WORK INSTRUCTIONS: Wherever a line of the listing holds the string "phone", copy that line.

RECORDED INFORMATION:
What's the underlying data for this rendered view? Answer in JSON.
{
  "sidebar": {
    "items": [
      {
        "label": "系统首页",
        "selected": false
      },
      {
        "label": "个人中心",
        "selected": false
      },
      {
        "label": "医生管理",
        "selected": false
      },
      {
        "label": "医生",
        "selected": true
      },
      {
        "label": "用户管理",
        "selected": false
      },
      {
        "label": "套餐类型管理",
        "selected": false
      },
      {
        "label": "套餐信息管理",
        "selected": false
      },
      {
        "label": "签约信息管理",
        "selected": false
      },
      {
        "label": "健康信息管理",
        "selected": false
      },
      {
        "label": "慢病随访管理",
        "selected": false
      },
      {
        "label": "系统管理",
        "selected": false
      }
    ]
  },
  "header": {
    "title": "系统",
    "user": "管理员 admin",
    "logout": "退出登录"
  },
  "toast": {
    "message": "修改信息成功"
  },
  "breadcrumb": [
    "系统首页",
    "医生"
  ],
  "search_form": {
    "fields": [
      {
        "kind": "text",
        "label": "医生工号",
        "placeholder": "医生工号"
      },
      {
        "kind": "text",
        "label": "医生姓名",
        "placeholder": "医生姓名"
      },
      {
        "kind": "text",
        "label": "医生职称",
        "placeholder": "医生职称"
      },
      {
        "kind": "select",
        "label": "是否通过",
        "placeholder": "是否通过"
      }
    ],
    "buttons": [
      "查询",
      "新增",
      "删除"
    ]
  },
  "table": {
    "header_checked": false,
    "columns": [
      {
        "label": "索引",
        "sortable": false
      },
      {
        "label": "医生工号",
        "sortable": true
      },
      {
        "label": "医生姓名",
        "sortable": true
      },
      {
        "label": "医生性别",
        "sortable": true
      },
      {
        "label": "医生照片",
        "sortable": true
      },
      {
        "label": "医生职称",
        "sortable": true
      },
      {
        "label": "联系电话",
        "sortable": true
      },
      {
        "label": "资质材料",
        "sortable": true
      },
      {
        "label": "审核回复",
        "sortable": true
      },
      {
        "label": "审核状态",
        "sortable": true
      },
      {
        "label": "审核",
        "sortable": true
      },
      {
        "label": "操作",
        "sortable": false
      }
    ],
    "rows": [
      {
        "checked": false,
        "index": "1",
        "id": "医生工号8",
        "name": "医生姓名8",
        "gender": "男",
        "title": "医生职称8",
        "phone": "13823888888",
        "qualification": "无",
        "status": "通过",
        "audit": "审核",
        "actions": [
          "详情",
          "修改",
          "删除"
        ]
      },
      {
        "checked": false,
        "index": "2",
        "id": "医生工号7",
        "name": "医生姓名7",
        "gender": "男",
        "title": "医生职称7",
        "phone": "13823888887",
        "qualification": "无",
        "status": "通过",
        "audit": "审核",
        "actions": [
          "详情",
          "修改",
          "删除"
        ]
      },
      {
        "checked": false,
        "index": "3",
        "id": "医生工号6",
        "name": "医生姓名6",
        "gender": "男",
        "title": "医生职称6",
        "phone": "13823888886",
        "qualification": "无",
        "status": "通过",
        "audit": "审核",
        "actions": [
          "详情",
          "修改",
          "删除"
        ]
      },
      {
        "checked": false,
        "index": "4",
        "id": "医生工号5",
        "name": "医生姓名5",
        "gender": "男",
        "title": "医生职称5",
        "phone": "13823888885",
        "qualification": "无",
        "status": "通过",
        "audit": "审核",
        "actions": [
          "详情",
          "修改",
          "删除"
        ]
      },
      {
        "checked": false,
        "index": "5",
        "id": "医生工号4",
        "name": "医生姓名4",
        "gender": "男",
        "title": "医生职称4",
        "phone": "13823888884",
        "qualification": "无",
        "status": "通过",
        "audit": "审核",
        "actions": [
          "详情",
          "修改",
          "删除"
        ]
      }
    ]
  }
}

ANSWER TO THIS EXERCISE:
        "phone": "13823888888",
        "phone": "13823888887",
        "phone": "13823888886",
        "phone": "13823888885",
        "phone": "13823888884",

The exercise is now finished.